Meet Fiona, one of our destitution advisers who supports people facing some of the harshest circumstances.  

“Destitution advisor.” It’s not a cheery title but it’s accurate. Unfortunately it’s a role that needs to exist. I support people who’ve had a rejected asylum claim and who are usually gathering evidence to make a new claim. 

With no money, no access to benefits, no accommodation and no legal right to work, people are in the very depths of destitution. My job is to bridge the gap, to connect people with charities and services that can help with food, shelter, healthcare, etc., and provide a supportive listening-ear. 
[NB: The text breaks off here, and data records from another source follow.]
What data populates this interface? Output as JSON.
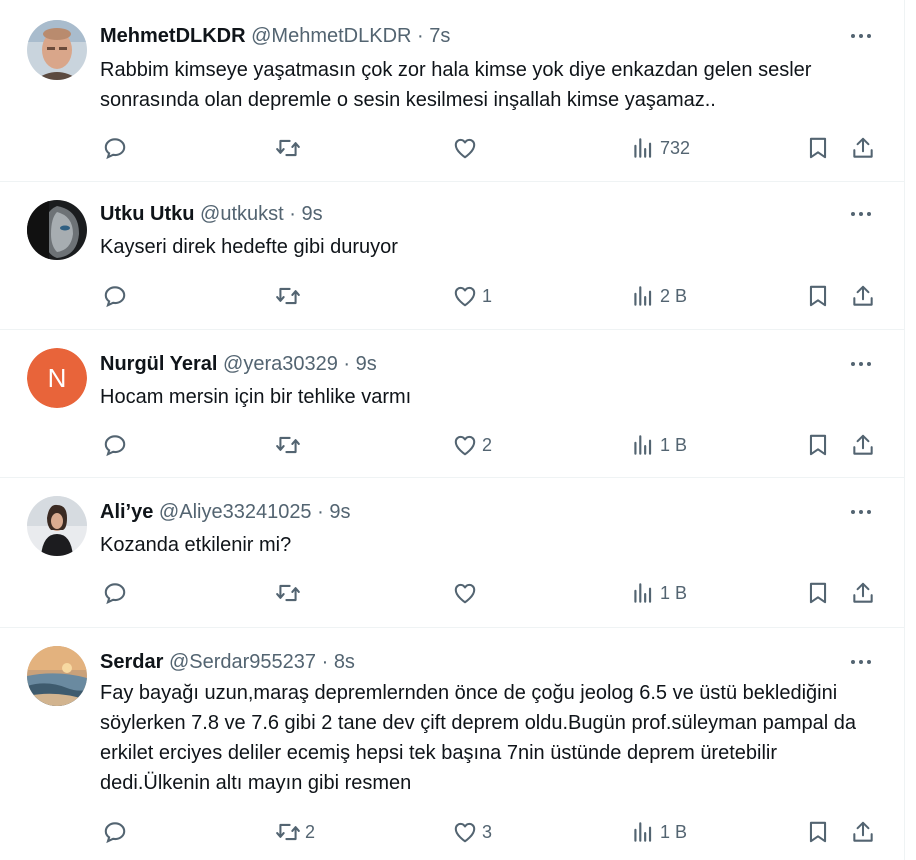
{
  "tweets": [
    {
      "name": "MehmetDLKDR",
      "handle": "@MehmetDLKDR",
      "time": "7s",
      "text": "Rabbim kimseye yaşatmasın çok zor hala kimse yok diye enkazdan gelen sesler sonrasında olan depremle o sesin kesilmesi inşallah kimse yaşamaz..",
      "replies": "",
      "retweets": "",
      "likes": "",
      "views": "732"
    },
    {
      "name": "Utku Utku",
      "handle": "@utkukst",
      "time": "9s",
      "text": "Kayseri direk hedefte gibi duruyor",
      "replies": "",
      "retweets": "",
      "likes": "1",
      "views": "2 B"
    },
    {
      "name": "Nurgül Yeral",
      "handle": "@yera30329",
      "time": "9s",
      "text": "Hocam mersin için bir tehlike varmı",
      "avatar_letter": "N",
      "avatar_color": "#e8643a",
      "replies": "",
      "retweets": "",
      "likes": "2",
      "views": "1 B"
    },
    {
      "name": "Ali’ye",
      "handle": "@Aliye33241025",
      "time": "9s",
      "text": "Kozanda etkilenir mi?",
      "replies": "",
      "retweets": "",
      "likes": "",
      "views": "1 B"
    },
    {
      "name": "Serdar",
      "handle": "@Serdar955237",
      "time": "8s",
      "text": "Fay bayağı uzun,maraş depremlernden önce de çoğu jeolog 6.5 ve üstü beklediğini söylerken 7.8 ve 7.6 gibi 2 tane dev çift deprem oldu.Bugün prof.süleyman pampal da erkilet erciyes deliler ecemiş hepsi tek başına 7nin üstünde deprem üretebilir dedi.Ülkenin altı mayın gibi resmen",
      "replies": "",
      "retweets": "2",
      "likes": "3",
      "views": "1 B"
    }
  ],
  "separator": "·",
  "icons": {
    "reply": "reply-icon",
    "retweet": "retweet-icon",
    "like": "heart-icon",
    "views": "views-icon",
    "bookmark": "bookmark-icon",
    "share": "share-icon",
    "more": "more-icon"
  },
  "colors": {
    "text": "#0f1419",
    "secondary": "#536471",
    "border": "#eff3f4"
  }
}
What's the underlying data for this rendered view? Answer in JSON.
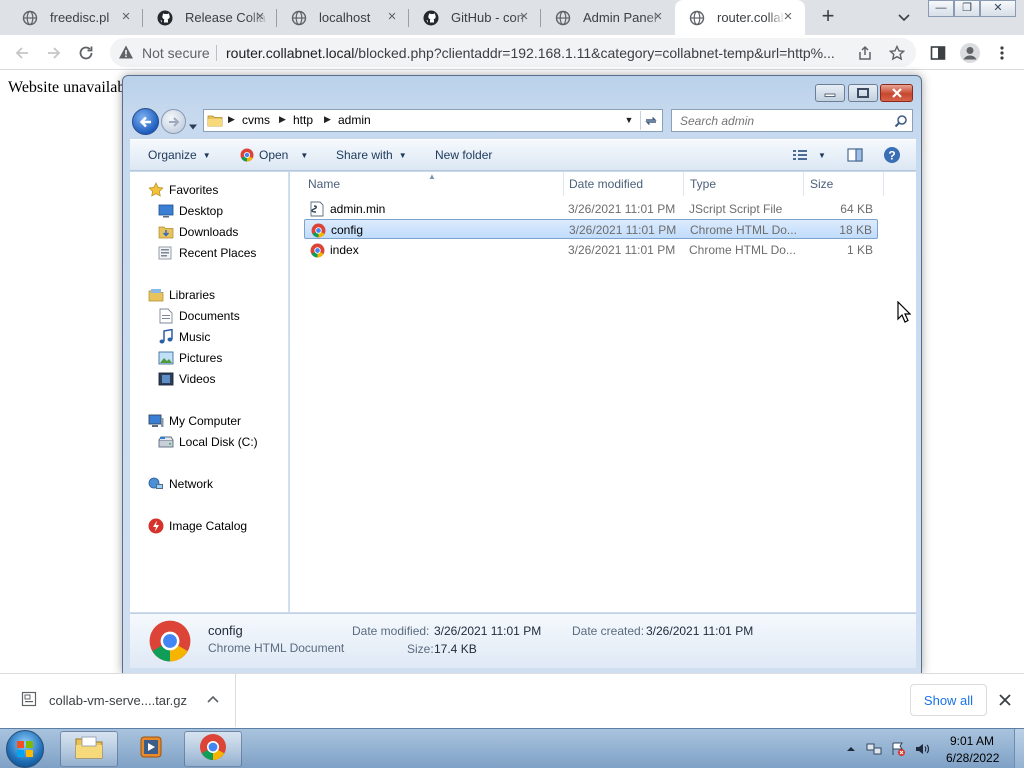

Once a person’s basic needs are met as much as is possible, I can help people to work with their lawyer, to gather evidence so they can get back onto asylum support, and hopefully to rebuild their case and claim their right to asylum, enabling people to move on with their lives.  

A typical day 

My days are really varied. We chat to clients over phones or messages, using interpreters when needed, and try to meet everyone at least once in person or more if they need a friendly face. Emails bounce between lawyers, support organisations, and Home Office contractors, dealing with problems such as with housing and payments. Sometimes what makes the biggest difference for a client is to get a warm jacket, access to English classes or being linked with volunteering opportunities. 

When someone gets a safe bed to sleep in, avoids eviction or gets a regular payment to get food, it’s a win for us. 

My team 

There are four of us in the destitution team and we stay in touch all day whether online or in the office – discussing how to approach cases, debriefing after tricky calls, asking questions and just touching base. My team is one of the best things about my role, I trust them completely and they are friends as well as colleagues. It’s always nice to spend social time with the wider team too, chatting over the desks or going out for a drink. 

Winding down  

Supporting people is often tough so it’s important to switch off. I usually manage to switch off my work phone and laptop and turn my attention to family and friends, chatting to my partner and kids about their days while we get dinner ready.


Find out more about our destitution service.

For confidential advice and information on refugee and asylum issues, call our free helpline 0808 1967 274.

Laura Delaney
Author: Laura Delaney